UIN HL14656, tabled on 25 March 2021

To ask Her Majesty's Government what assessment they have made of progress towards (1) reducing litter, and (2) reducing litter in (a) the countryside, and (b) on the seashore.

Answered on

12 April 2021

We published the Litter Strategy for England in April 2017, setting out our aim to deliver a substantial reduction in litter and littering within a generation. Annual reports of progress with delivery of the Litter Strategy can be found at gov.uk.

We have also published a “litter dashboard” which explains the Government’s approach to understanding the extent of litter and littering in England. The dashboard is available at gov.uk.

The latest Litter Strategy annual report and litter dashboard have been delayed due the COVID-19 pandemic.

Our latest study of litter composition in the UK, carried out by Keep Britain Tidy, is attached.

There has been an increase in number of visitors accessing the countryside since lockdown restrictions were first introduced last year. We know that people’s health, wellbeing and resilience can be improved and strengthened by spending time in the natural environment. We are clear, however, that everyone should follow the recently updated Countryside Code, which is available on gov.uk. A key part of government strategy is to get clear and consistent messages to the media, which highlight the problem and promote better behaviour in the countryside and encourage a partnership response.

In response to COVID-19, Defra has developed a ‘Respect the Outdoors’ campaign to encourage people to follow the Countryside Code and to highlight the impacts of littering. We also supported, and provided funding for, Keep Britain Tidy’s Love Parks campaign, which encouraged people to treat our parks with respect. Preliminary evaluation of these campaigns indicates that they had a positive influence on the target audience’s intended disposal of PPE litter, with anecdotal reports from local authorities that the intervention resulted in a markedly beneficial outcome.

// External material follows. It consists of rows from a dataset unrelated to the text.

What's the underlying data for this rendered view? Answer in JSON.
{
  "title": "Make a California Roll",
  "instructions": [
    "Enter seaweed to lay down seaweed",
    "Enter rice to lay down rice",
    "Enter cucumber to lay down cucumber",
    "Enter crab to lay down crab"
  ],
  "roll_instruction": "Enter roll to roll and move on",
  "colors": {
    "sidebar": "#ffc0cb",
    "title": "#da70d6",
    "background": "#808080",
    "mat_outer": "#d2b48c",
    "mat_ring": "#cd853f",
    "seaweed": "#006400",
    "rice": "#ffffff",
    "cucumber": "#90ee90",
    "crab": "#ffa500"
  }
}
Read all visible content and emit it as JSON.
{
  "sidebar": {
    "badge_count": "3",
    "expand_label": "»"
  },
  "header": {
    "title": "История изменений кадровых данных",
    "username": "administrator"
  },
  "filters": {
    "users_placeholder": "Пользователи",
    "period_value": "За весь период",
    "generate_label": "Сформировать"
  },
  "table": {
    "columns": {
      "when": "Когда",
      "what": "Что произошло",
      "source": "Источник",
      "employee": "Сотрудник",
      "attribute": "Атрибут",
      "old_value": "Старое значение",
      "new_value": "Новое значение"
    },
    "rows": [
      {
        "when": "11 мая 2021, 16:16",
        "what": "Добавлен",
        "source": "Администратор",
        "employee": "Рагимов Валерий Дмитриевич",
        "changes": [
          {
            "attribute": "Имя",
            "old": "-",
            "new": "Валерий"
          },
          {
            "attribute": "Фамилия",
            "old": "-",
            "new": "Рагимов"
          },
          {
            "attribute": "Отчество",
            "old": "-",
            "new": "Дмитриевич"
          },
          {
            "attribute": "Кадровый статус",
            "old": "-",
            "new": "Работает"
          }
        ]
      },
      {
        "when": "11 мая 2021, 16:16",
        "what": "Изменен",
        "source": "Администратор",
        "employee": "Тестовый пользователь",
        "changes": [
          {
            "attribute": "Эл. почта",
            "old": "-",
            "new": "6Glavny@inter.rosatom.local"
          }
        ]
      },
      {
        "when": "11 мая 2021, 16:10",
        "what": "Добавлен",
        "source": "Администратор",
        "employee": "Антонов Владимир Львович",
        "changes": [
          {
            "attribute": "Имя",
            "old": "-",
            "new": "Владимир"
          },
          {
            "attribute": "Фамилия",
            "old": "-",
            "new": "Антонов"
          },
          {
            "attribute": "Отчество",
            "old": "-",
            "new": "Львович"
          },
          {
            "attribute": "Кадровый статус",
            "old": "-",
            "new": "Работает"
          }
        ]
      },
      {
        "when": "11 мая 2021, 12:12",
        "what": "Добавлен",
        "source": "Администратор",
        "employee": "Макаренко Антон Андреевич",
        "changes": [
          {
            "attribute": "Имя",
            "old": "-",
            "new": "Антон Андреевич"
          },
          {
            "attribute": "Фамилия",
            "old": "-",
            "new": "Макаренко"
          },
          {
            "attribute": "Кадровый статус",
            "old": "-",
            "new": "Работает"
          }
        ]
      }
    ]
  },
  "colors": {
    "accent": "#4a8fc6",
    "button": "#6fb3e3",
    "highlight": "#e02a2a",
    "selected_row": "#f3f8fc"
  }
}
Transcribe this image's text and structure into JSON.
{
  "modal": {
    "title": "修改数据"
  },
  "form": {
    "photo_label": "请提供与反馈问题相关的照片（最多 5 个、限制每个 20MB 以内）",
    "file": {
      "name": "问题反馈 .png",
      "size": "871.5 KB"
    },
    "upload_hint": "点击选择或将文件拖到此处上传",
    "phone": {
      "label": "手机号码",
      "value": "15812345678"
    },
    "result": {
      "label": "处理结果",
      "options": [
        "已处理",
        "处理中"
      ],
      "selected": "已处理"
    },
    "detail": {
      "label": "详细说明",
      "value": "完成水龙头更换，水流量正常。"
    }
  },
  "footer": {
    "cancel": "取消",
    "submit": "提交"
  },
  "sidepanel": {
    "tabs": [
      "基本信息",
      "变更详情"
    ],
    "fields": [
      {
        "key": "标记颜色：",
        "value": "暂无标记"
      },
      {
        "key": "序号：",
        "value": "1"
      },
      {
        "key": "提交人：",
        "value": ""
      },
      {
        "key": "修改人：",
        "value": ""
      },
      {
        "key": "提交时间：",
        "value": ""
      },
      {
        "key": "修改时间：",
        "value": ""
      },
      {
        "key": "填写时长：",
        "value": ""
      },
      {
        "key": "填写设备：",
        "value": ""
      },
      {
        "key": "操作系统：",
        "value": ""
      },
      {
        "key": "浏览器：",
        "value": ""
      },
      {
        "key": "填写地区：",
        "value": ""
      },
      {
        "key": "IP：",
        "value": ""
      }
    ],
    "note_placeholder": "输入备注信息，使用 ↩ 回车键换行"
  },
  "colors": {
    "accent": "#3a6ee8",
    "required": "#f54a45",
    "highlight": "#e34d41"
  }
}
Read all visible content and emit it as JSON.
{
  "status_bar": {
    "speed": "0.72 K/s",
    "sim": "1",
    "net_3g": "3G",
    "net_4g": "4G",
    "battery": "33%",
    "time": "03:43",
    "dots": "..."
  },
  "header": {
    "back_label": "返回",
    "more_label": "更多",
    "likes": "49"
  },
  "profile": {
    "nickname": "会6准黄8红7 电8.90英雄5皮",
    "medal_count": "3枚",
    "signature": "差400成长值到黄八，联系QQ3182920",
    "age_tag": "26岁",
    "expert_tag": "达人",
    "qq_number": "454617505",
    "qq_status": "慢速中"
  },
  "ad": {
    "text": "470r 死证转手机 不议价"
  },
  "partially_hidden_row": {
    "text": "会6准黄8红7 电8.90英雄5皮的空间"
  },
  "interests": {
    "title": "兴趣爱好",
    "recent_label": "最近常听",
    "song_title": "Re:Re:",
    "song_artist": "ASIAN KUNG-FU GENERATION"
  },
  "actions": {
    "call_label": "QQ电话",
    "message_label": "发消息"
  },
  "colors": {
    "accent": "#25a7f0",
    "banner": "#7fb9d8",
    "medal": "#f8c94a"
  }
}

Plastic pollution is one of the biggest challenges facing the marine environment today with plastic pollution found on coastlines accounting for 5% of the plastic that litters the ocean, according to EUNOMIA. Defra funds the Marine Conservation Society to record litter from sections of our coast which helps us to monitor the levels and trends of plastic pollution across several years. As the majority of ocean plastic pollution originates on land our efforts have focussed on preventing plastic entering the ocean in the first place.